Finding Stories Among the Fairies
by Sheila Currie
Gaelic Scotland and Ireland are the lands of my heritage, and the stories I tell concern those countries. I love to peruse books of Celtic fairy tales for good stories. There are many different names for entities which are considered fairy folk or daoine sìth. I needed to pick one.
The gruagach in Scottish Gàidhlig refers to a young woman with lots of hair or a female brownie. However, in Ireland the word means ‘goblin’ or ‘hairy monster’. Maybe not such a good choice of fairy for my story.
I looked at stories about a glaistig, a female fairy with quite a past. She can be a water spirit, and she can be young and beautiful or old and not so lovely. Sometimes she is kind and helpful and sometimes quite nasty. Maybe another time.
I decided to write a story about a banshee or ban-sìth as it is in Scottish Gàidhlig. The name means ‘woman fairy’ of a very special type. She warns people of death, a good thing BION. It gave people time to prepare a proper funeral, and people of good families have one. That’ll be a challenge I thought. How do you turn a death messenger into a sympathetic character? If vampires can be good guys then surely banshees can as well.

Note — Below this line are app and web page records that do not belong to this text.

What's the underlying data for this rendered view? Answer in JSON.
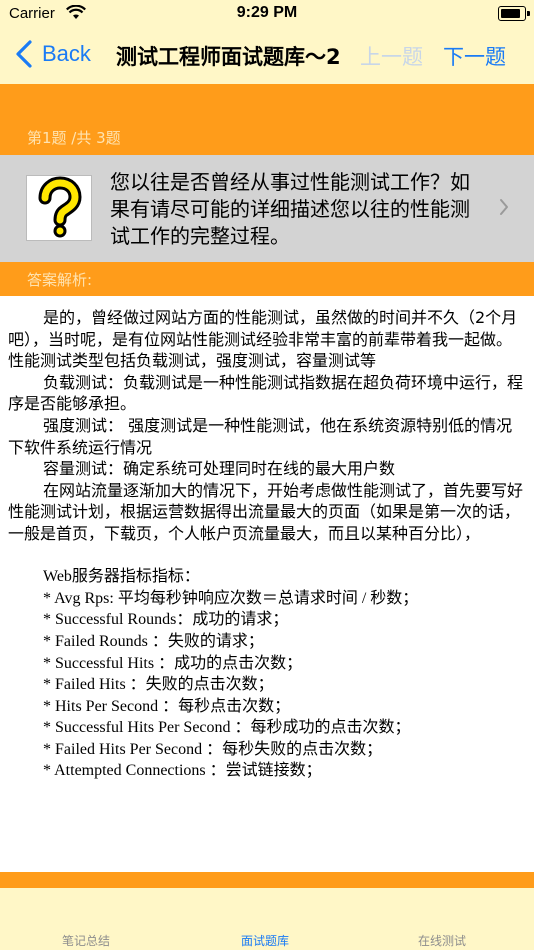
{
  "status_bar": {
    "carrier": "Carrier",
    "time": "9:29 PM"
  },
  "nav": {
    "back_label": "Back",
    "title": "测试工程师面试题库～2",
    "prev_label": "上一题",
    "next_label": "下一题"
  },
  "question": {
    "counter": "第1题 /共 3题",
    "icon": "question-mark-icon",
    "text": "您以往是否曾经从事过性能测试工作？如果有请尽可能的详细描述您以往的性能测试工作的完整过程。"
  },
  "answer": {
    "header": "答案解析:",
    "paragraphs": [
      "是的，曾经做过网站方面的性能测试，虽然做的时间并不久（2个月吧），当时呢，是有位网站性能测试经验非常丰富的前辈带着我一起做。",
      "性能测试类型包括负载测试，强度测试，容量测试等",
      "负载测试：负载测试是一种性能测试指数据在超负荷环境中运行，程序是否能够承担。",
      "强度测试：  强度测试是一种性能测试，他在系统资源特别低的情况下软件系统运行情况",
      "容量测试：确定系统可处理同时在线的最大用户数",
      "在网站流量逐渐加大的情况下，开始考虑做性能测试了，首先要写好性能测试计划，根据运营数据得出流量最大的页面（如果是第一次的话，一般是首页，下载页，个人帐户页流量最大，而且以某种百分比），"
    ],
    "metrics_title": "Web服务器指标指标：",
    "metrics": [
      "* Avg Rps: 平均每秒钟响应次数＝总请求时间 / 秒数；",
      "* Successful Rounds：成功的请求；",
      "* Failed Rounds ：失败的请求；",
      "* Successful Hits ：成功的点击次数；",
      "* Failed Hits ：失败的点击次数；",
      "* Hits Per Second ：每秒点击次数；",
      "* Successful Hits Per Second ：每秒成功的点击次数；",
      "* Failed Hits Per Second ：每秒失败的点击次数；",
      "* Attempted Connections ：尝试链接数；"
    ]
  },
  "tabs": [
    {
      "label": "笔记总结",
      "active": false
    },
    {
      "label": "面试题库",
      "active": true
    },
    {
      "label": "在线测试",
      "active": false
    }
  ],
  "colors": {
    "accent_blue": "#1a7bf5",
    "orange": "#ff9c1a",
    "cream": "#fff7c7",
    "card_gray": "#d3d3d3"
  }
}
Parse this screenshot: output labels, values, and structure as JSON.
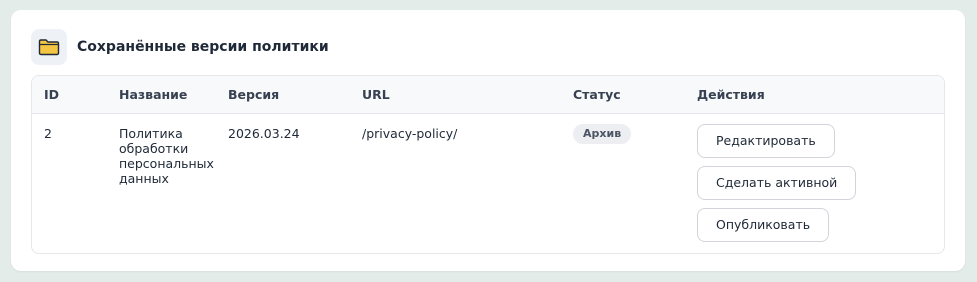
{
  "card": {
    "title": "Сохранённые версии политики",
    "icon": "folder-icon"
  },
  "table": {
    "columns": [
      "ID",
      "Название",
      "Версия",
      "URL",
      "Статус",
      "Действия"
    ],
    "rows": [
      {
        "id": "2",
        "name": "Политика обработки персональных данных",
        "version": "2026.03.24",
        "url": "/privacy-policy/",
        "status": "Архив",
        "actions": [
          "Редактировать",
          "Сделать активной",
          "Опубликовать"
        ]
      }
    ]
  },
  "colors": {
    "page_background": "#e4ecea",
    "card_background": "#ffffff",
    "badge_background": "#eceef1",
    "folder_icon": "#f4c542"
  }
}
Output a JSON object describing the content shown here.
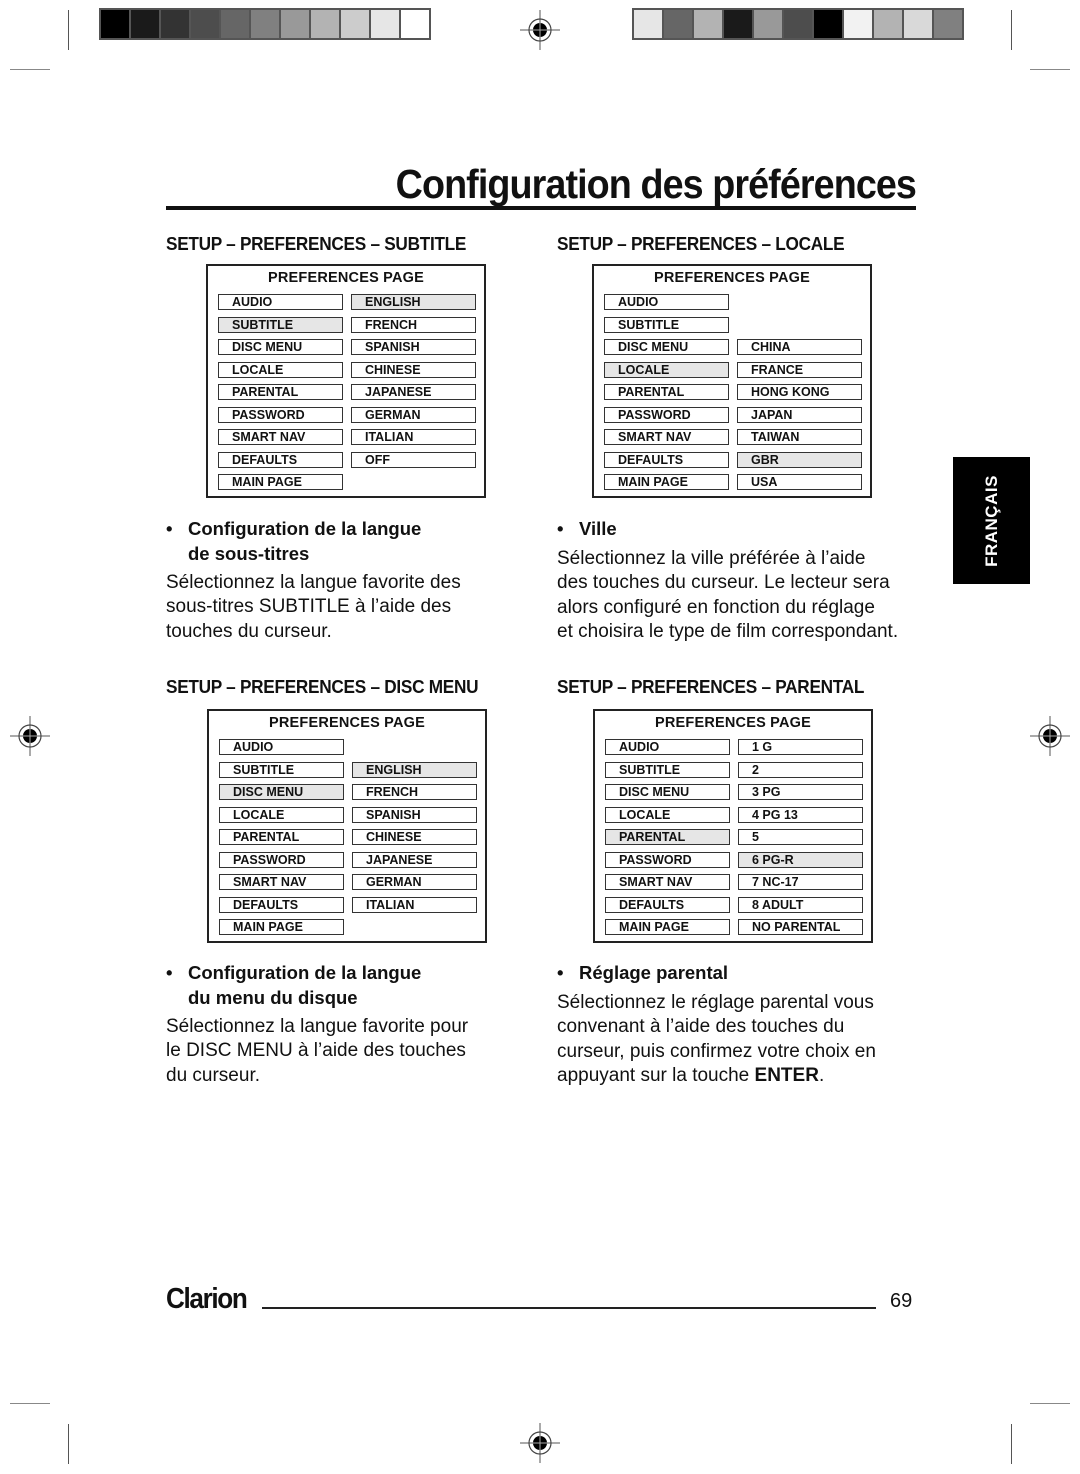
{
  "print_marks": {
    "colorbar_left": [
      "#000000",
      "#1a1a1a",
      "#333333",
      "#4d4d4d",
      "#666666",
      "#808080",
      "#999999",
      "#b3b3b3",
      "#cccccc",
      "#e6e6e6",
      "#ffffff"
    ],
    "colorbar_right": [
      "#e6e6e6",
      "#666666",
      "#b3b3b3",
      "#1a1a1a",
      "#999999",
      "#4d4d4d",
      "#000000",
      "#f2f2f2",
      "#b3b3b3",
      "#d9d9d9",
      "#808080"
    ]
  },
  "page": {
    "title": "Configuration des préférences",
    "language_tab": "FRANÇAIS",
    "brand": "Clarion",
    "page_number": "69"
  },
  "sections": [
    {
      "heading": "SETUP – PREFERENCES – SUBTITLE",
      "menu": {
        "title": "PREFERENCES  PAGE",
        "left": [
          "AUDIO",
          "SUBTITLE",
          "DISC MENU",
          "LOCALE",
          "PARENTAL",
          "PASSWORD",
          "SMART NAV",
          "DEFAULTS",
          "MAIN PAGE"
        ],
        "left_selected": "SUBTITLE",
        "right": [
          "ENGLISH",
          "FRENCH",
          "SPANISH",
          "CHINESE",
          "JAPANESE",
          "GERMAN",
          "ITALIAN",
          "OFF"
        ],
        "right_selected": "ENGLISH"
      },
      "bullet": "Configuration de la langue de sous-titres",
      "bullet_lines": [
        "Configuration de la langue",
        "de sous-titres"
      ],
      "body_lines": [
        "Sélectionnez la langue favorite des",
        "sous-titres SUBTITLE à l’aide des",
        "touches du curseur."
      ]
    },
    {
      "heading": "SETUP – PREFERENCES – LOCALE",
      "menu": {
        "title": "PREFERENCES  PAGE",
        "left": [
          "AUDIO",
          "SUBTITLE",
          "DISC MENU",
          "LOCALE",
          "PARENTAL",
          "PASSWORD",
          "SMART NAV",
          "DEFAULTS",
          "MAIN PAGE"
        ],
        "left_selected": "LOCALE",
        "right": [
          "CHINA",
          "FRANCE",
          "HONG KONG",
          "JAPAN",
          "TAIWAN",
          "GBR",
          "USA"
        ],
        "right_selected": "GBR"
      },
      "bullet": "Ville",
      "bullet_lines": [
        "Ville"
      ],
      "body_lines": [
        "Sélectionnez la ville préférée à l’aide",
        "des touches du curseur. Le lecteur sera",
        "alors configuré en fonction du réglage",
        "et choisira le type de film correspondant."
      ]
    },
    {
      "heading": "SETUP – PREFERENCES – DISC MENU",
      "menu": {
        "title": "PREFERENCES  PAGE",
        "left": [
          "AUDIO",
          "SUBTITLE",
          "DISC MENU",
          "LOCALE",
          "PARENTAL",
          "PASSWORD",
          "SMART NAV",
          "DEFAULTS",
          "MAIN PAGE"
        ],
        "left_selected": "DISC MENU",
        "right": [
          "ENGLISH",
          "FRENCH",
          "SPANISH",
          "CHINESE",
          "JAPANESE",
          "GERMAN",
          "ITALIAN"
        ],
        "right_selected": "ENGLISH"
      },
      "bullet": "Configuration de la langue du menu du disque",
      "bullet_lines": [
        "Configuration de la langue",
        "du menu du disque"
      ],
      "body_lines": [
        "Sélectionnez la langue favorite pour",
        "le DISC MENU à l’aide des touches",
        "du curseur."
      ]
    },
    {
      "heading": "SETUP – PREFERENCES – PARENTAL",
      "menu": {
        "title": "PREFERENCES  PAGE",
        "left": [
          "AUDIO",
          "SUBTITLE",
          "DISC MENU",
          "LOCALE",
          "PARENTAL",
          "PASSWORD",
          "SMART NAV",
          "DEFAULTS",
          "MAIN PAGE"
        ],
        "left_selected": "PARENTAL",
        "right": [
          "1 G",
          "2",
          "3 PG",
          "4 PG 13",
          "5",
          "6 PG-R",
          "7 NC-17",
          "8 ADULT",
          "NO PARENTAL"
        ],
        "right_selected": "6 PG-R"
      },
      "bullet": "Réglage parental",
      "bullet_lines": [
        "Réglage parental"
      ],
      "body_lines": [
        "Sélectionnez le réglage parental vous",
        "convenant à l’aide des touches du",
        "curseur, puis confirmez votre choix en",
        "appuyant sur la touche "
      ],
      "body_emphasis": "ENTER",
      "body_tail": "."
    }
  ]
}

I read a story about a man who knew it wasn’t wise to interfere with the fairies especially the banshee. One time at midnight he found a beautiful woman combing her golden hair in the moonlight with no concern for her safety. He knew she had to be a banshee and he left as fast as his legs would carry him. That might be the kernel of a story. A woman alone could pretend to be a banshee and protect herself at night.
But I wanted to write a fantasy. I wanted my banshee to have magic powers.
In another story a young man who was not so well-informed found a golden comb and took it home with him. That night and every night after, he was troubled by a woman lamenting outside his house. She sang to him that she had work to do and she needed her comb. She told him he was not worthy of her time, skill and laments. He went to the village wiseman (am fiosaiche) and he was told to give back the comb with iron tongs. The wiseman said she’d not enter his house, but he should only open the door enough to return the comb. The fairies are weakened by iron and her power should be safely reduced.
The banshee returned that night and the man did as he was told. He opened the door a few inches, and passed out the tongs with the comb on the end. When she touched the comb, he was blown right over his fire, and landed in a heap at the far wall. Great was her anger and power. However, he was alive and very careful of fairy folk for the rest of his life.
Like other fairy entities she can be old or young, helpful or vengeful. How could I use that? Here’s what I decided.
My heroine has the ability to become a banshee. Her people are dead scared of banshees, and she is reluctant to train. But the old banshee of Castle Muirn needs an apprentice who will take over her duties. The young fairy has other options–she is the daughter of a clan chief. Since childhood she has expected to marry a man of her clan, one of her distant cousins and live happily ever after.
But a stranger, her stepmother’s nephew, comes among them seeking to marry her, not for love, not to strengthen her clan, but for her generous dowry. Can she learn to control her banshee power to defeat the man? Can she still find a man who will accept her as she is?
Sheila Currie lives in British Columbia, and has taught Irish, Scottish & Medieval History as non-credit university courses; she has also taught online courses for CHRW, HHRW & Savvy Authors. While living over eight years in Europe, she studied the languages and history of Great Britain and France. She has a MA in Scottish History and Celtic Studies from the University of Glasgow, and is currently writing a trilogy of historical fantasies about the banshee. www.sheilacurrie.com
* Photo provided by the Author